I grew up on Golden Age Radio, and while I love to read, I typically consume more books via audio thanks to a job that lets me listen while I work. As an aspiring writer, I try to read a great deal of non-fiction in addition to a variety of fictional genres. I especially love history, historical fiction, science fiction, fantasy, and old-style gothic horror.
I've been dealing with various levels of depression for most of my years. Over those years, I'd find temporary relief through various activities (books, music, art, etc.), but sooner or later you get to a place where you know temporary just isn't good enough as the situation continues to get worse. But where do you turn when modern medicine would rather dope you up than to help you cope?
This audiobook is quite possibly the means through which I can not only save my life, but to actually enrich it on a level I once thought was denied to me. Dr. Gordon approaches this entire situation through the lens of someone who has gone through it himself and has helped thousands of others through it all over the world, in many walks of life. He explains that most doctors write those prescriptions because they're scared to deal with what the patient is dealing with. But most importantly, he makes you realize as you begin this journey... you're not alone, which is invaluable in the quest to overcome.
Dr. Gordon explains depression in plain, non-judgmental language, and he goes through each level of it as someone might guide a person down a dark road with a lantern. There are a number of causes of depression, which he walks through, and there are a number of means for helping to push through and past it. As I listened, I found many of these ideas resonating with me, including concepts I found to be previously repugnant. If you're open to the material, this is an excellent starting point to opening up a new world.
As with any book of this kind, the trick is to actually apply what is learned, and for that reason I'm not only doing that, but I intend to revisit this book every so often so as to reinforce the foundations. I'd recommend the same of anyone one going through this, and I'd recommend those in your immediate circle do so as well. If nothing else, it's another tool in the tool belt to work with.
Essentially, this is a lecture series recorded live in front of a group, covering the basic ideas of Buddhism. At my current level, I can only imagine what the well-versed would get out of this. I've only recently really started expanding my understanding of Buddhism as part of my continuing education on the religions of the world, and I found this easy to grasp but still difficult to fully appreciate. I think that's more the nature of the teachings, however, that understanding will unfold in time with practice and repeat exposure. I found the expansion of the ideas presented to be of immense value. To my mind, this might be as easy as it gets, if one can truly say such a thing of this system.
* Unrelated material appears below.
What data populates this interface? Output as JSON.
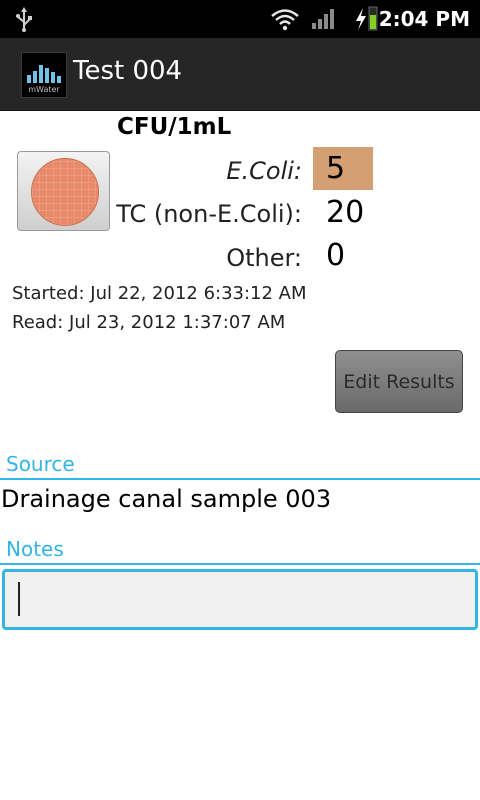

Meditation is easy to learn and easy to begin... in theory. It's quite possibly the most difficult thing I've ever done in my life, which is why I was eager to have a longer course like this one. I've done this sort of thing off and on for years, and I've seen the benefits of it for myself. But my physical restlessness and my "monkey mind" have always been my worst enemies. This course breaks everything down slowly and thoroughly. Everything you need is here, and there is plenty of advice concerning props or environments to go along with it for those who wish for that that.
The hard part is still actually meditating. It's just not as daunting as it used to be.